It’s not the first time Linton has come under fire on social media. After self-publishing a book in 2016 on a year abroad in Zambia, Linton was sharply criticized for the book’s inaccuracies and misleading description of the political climate, with the Washington Post slamming its “white savior” narrative.

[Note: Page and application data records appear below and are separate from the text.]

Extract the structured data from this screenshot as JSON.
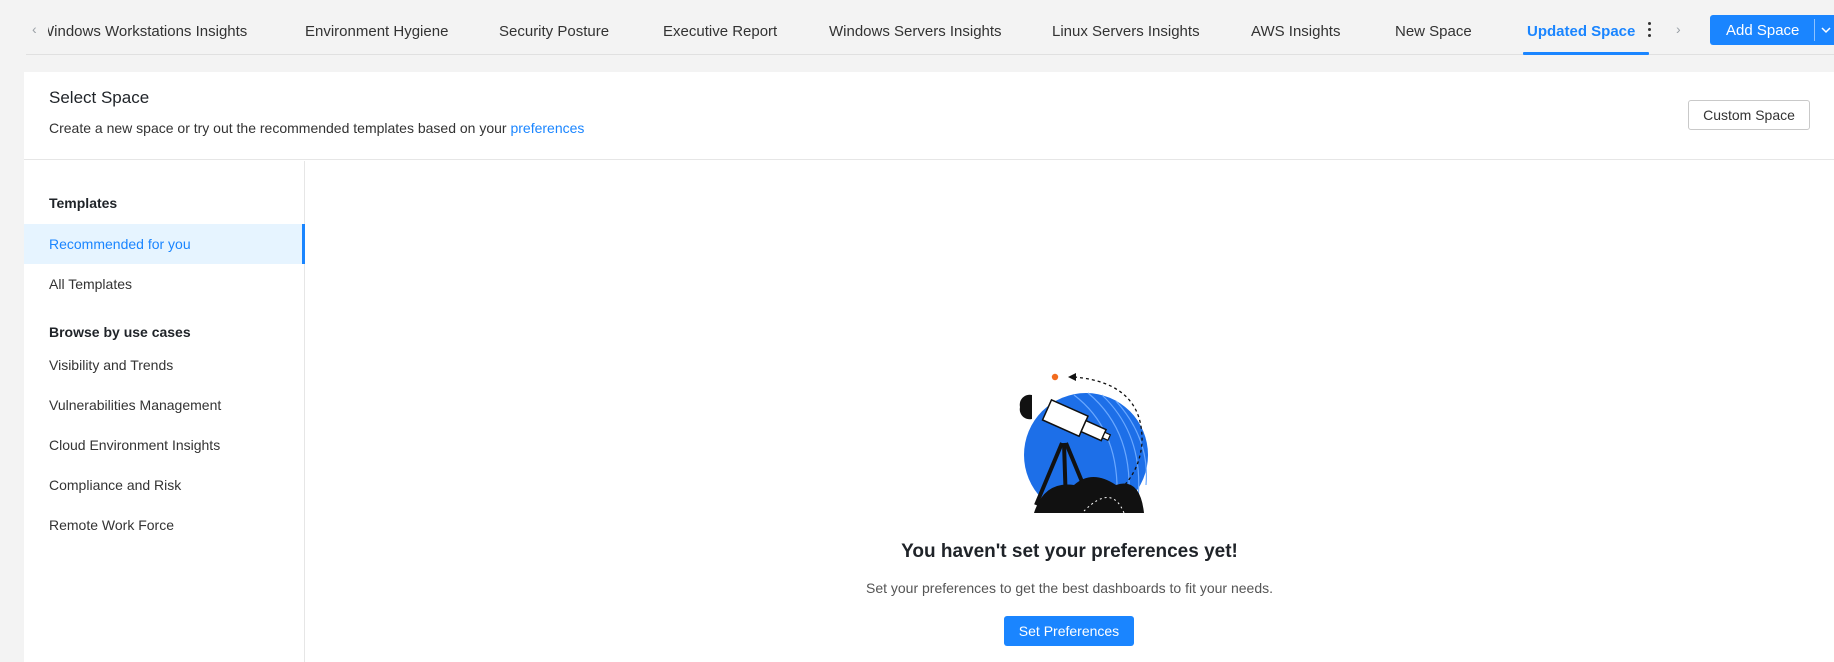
{
  "tabs": [
    {
      "label": "Windows Workstations Insights",
      "active": false
    },
    {
      "label": "Environment Hygiene",
      "active": false
    },
    {
      "label": "Security Posture",
      "active": false
    },
    {
      "label": "Executive Report",
      "active": false
    },
    {
      "label": "Windows Servers Insights",
      "active": false
    },
    {
      "label": "Linux Servers Insights",
      "active": false
    },
    {
      "label": "AWS Insights",
      "active": false
    },
    {
      "label": "New Space",
      "active": false
    },
    {
      "label": "Updated Space",
      "active": true
    }
  ],
  "add_space_label": "Add Space",
  "panel": {
    "title": "Select Space",
    "subtitle_prefix": "Create a new space or try out the recommended templates based on your",
    "subtitle_link": "preferences",
    "custom_space_label": "Custom Space"
  },
  "sidebar": {
    "templates_heading": "Templates",
    "templates": [
      {
        "label": "Recommended for you",
        "active": true
      },
      {
        "label": "All Templates",
        "active": false
      }
    ],
    "usecases_heading": "Browse by use cases",
    "usecases": [
      {
        "label": "Visibility and Trends"
      },
      {
        "label": "Vulnerabilities Management"
      },
      {
        "label": "Cloud Environment Insights"
      },
      {
        "label": "Compliance and Risk"
      },
      {
        "label": "Remote Work Force"
      }
    ]
  },
  "empty_state": {
    "title": "You haven't set your preferences yet!",
    "subtitle": "Set your preferences to get the best dashboards to fit your needs.",
    "button_label": "Set Preferences"
  },
  "colors": {
    "accent": "#1a85ff",
    "illustration_blue": "#1d6fe8",
    "illustration_dot": "#f26b1d"
  },
  "icons": [
    "chevron-left-icon",
    "chevron-right-icon",
    "kebab-menu-icon",
    "chevron-down-icon",
    "telescope-illustration"
  ]
}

She described herself as a “skinny white muzungu with long angel hair.”
A description of the book on Amazon calls it an “inspiring memoir of an intrepid teenager who abandoned her privileged life in Scotland to travel to Zambia as a gap year student where she found herself inadvertently caught up in the fringe of the Congolese War.”
Linton pulled the book from Amazon a few months later and issued an apology on a now-private Twitter account.
The Telegraph, which published an article excerpt of the book, said in a statement that Linton’s work “mistakenly implied that the conflicts in Congo and Rwanda had spilled over into Zambia, that Zambia was a war-torn country in 1999 and that armed rebels had crossed Lake Tanganyika to Zambia that year. Other claims of inaccuracy were also made.”
Linton is no stranger to the luxurious lifestyle. She grew up spending weekends at her family’s castle, which she used as the backdrop in a 2015 horror film.
“I spent the weekends at Melville Castle. It was an idyllic childhood spent mostly outdoors with all the animals. My siblings and I zoomed around on little motorbikes, kayaked, and fished,” she told Daily Record at the time.
In June, Linton did an interview with Town & Country magazine for an online story about the diamonds she would wear to her lavish June wedding to Mnuchin.
She discussed a pair of her earrings, saying, “These date back to the 1920s. They’re starburst and reminiscent of Old Hollywood glamour. I love to think about who wore them over the generations… I can imagine them on Eva Marie Saint, or Ava Gardner, or Lauren Bacall. Where did they go from there? What did they signify to the women who wore them before me? Who will own them in the future? You never really own a diamond. You just get to keep it for a while before it begins a new journey with someone else.”
Linton married Mnuchin in a Washington, D.C., ceremony that was attended by the President and First Lady Melania Trump and officiated by Vice President Mike Pence. During the reception, guests were treated to a private ballet performance and bagpipers. The couple lives in a multimillion-dollar mansion in the Massachusetts Avenue neighborhood of Washington.
Her film credits include parts in “Lions for Lambs,” “Intruder” and “Rules Don’t Apply.” A graduate of Pepperdine University, Linton also has a law degree from University of West Los Angeles.